Each day Sten has been setting out a veritable pu-pu platter of lures and teasers to try to entice the fish to bite, but other than one small mahi (which I turned into a tasty Thai green curry), we haven't been catching anything. Because we are motoring at a fuel-conserving speed, we probably haven't been going fast enough to fool the fish.
But all that is about to change. The wind is supposed to fill in this afternoon. Tonight we should be making fast miles north towards the last big challenge of our adventure: the Gulf Stream.
The Gulf Stream has been likened to a river running in the ocean. It is more like an overflow drain. The prevailing currents in the southern half of the North Atlantic are westbound. Those currents push a massive amount of water into the Caribbean and up against the east coast of the United States. All that water needs to go somewhere. The Gulf Stream sucks a huge portion of it back out into the North Atlantic. At times the Stream can be 100 miles wide and run at speeds of up to 4 knots. It is not a thing to be trifled with.
During periods of unsettled weather the prevailing wisdom is to cross the Gulf Steam at right angles to minimize the amount of time spent in the Stream. But in settled weather a ride in the Stream can cut hours off of a trip. The last time we crossed the Stream, southbound to Bermuda three and a half years ago, we spent an entire night riding the Stream. Mata'irea's speedo was pegged at over 11 knots for several exhilarating hours. Next week the Newport to Bermuda Race fleet will be attempting to do the same thing.

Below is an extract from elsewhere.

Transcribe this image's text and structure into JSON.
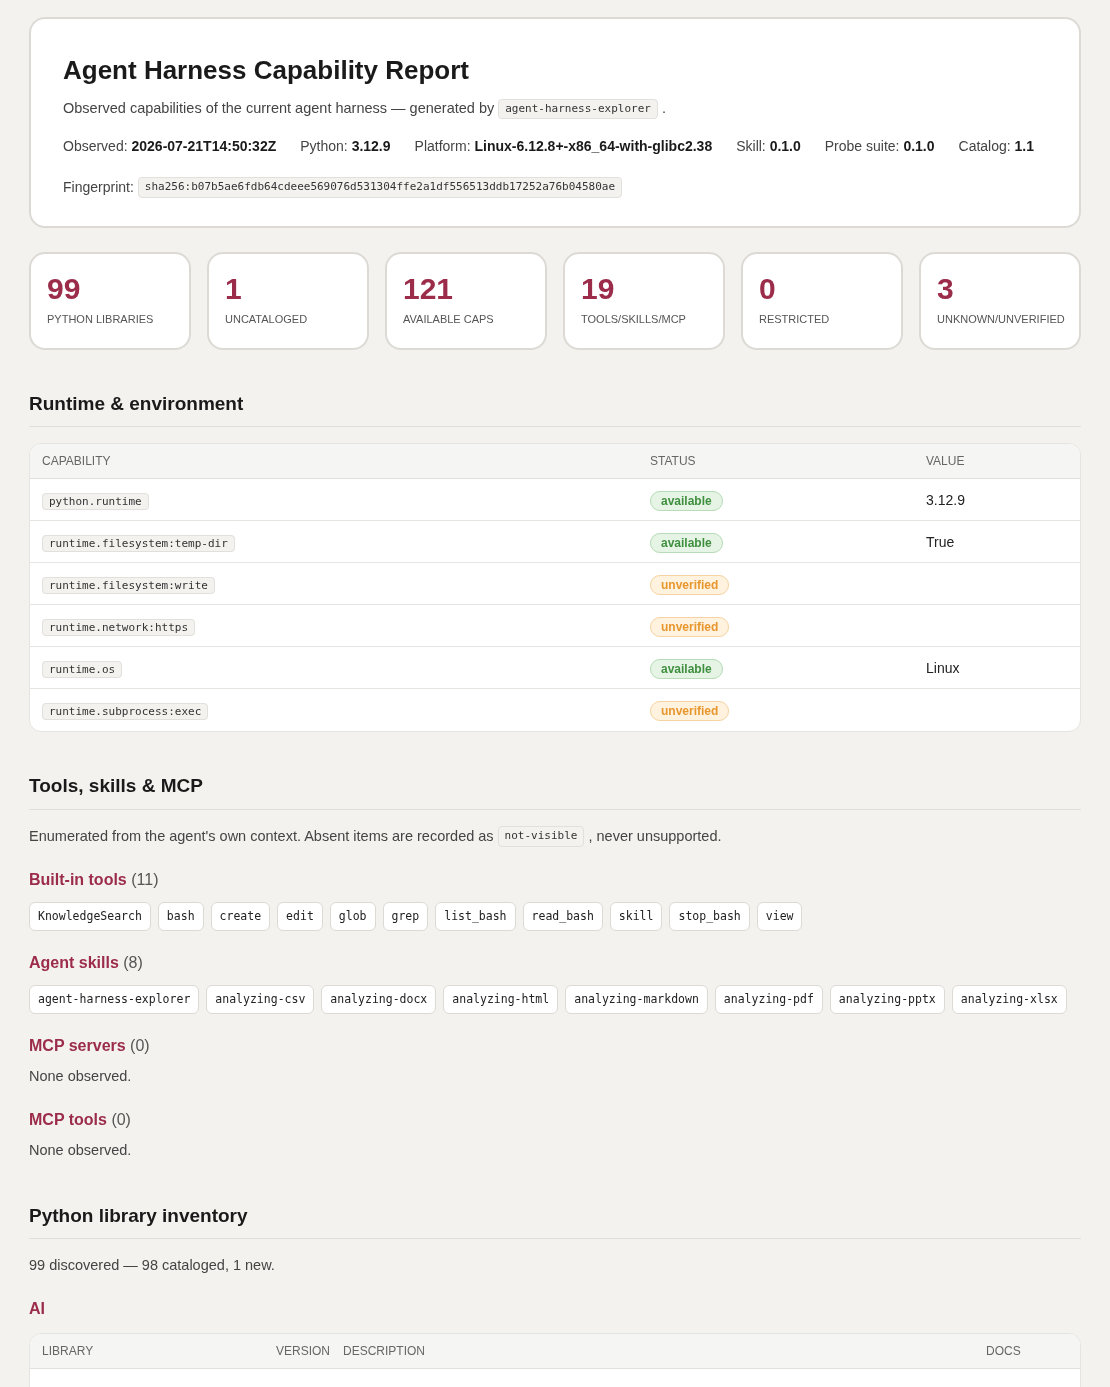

Similar to when riding the Agulhas current around the east coast of South Africa, the key is to not be in the Stream when the wind is blowing against the current. Light breeze blowing against strong current can cause short choppy seas, which are unpleasant, but not dangerous. Stronger winds can stir up standing and breaking waves, which can be dangerous.
There is currently a big eddy bending the Stream and creating a northbound section of current between 66 and 68 degrees west. We can either ride this eddy or divert 200 miles west to cross the stream at a right angle. We've decided that the weather looks settled enough to take a ride in the Stream. We expect to enter the Gulf Stream Monday night and be through it by Tuesday morning. We'd better be. The winds are forecast to clock around to the north and begin blowing against the Stream early Tuesday.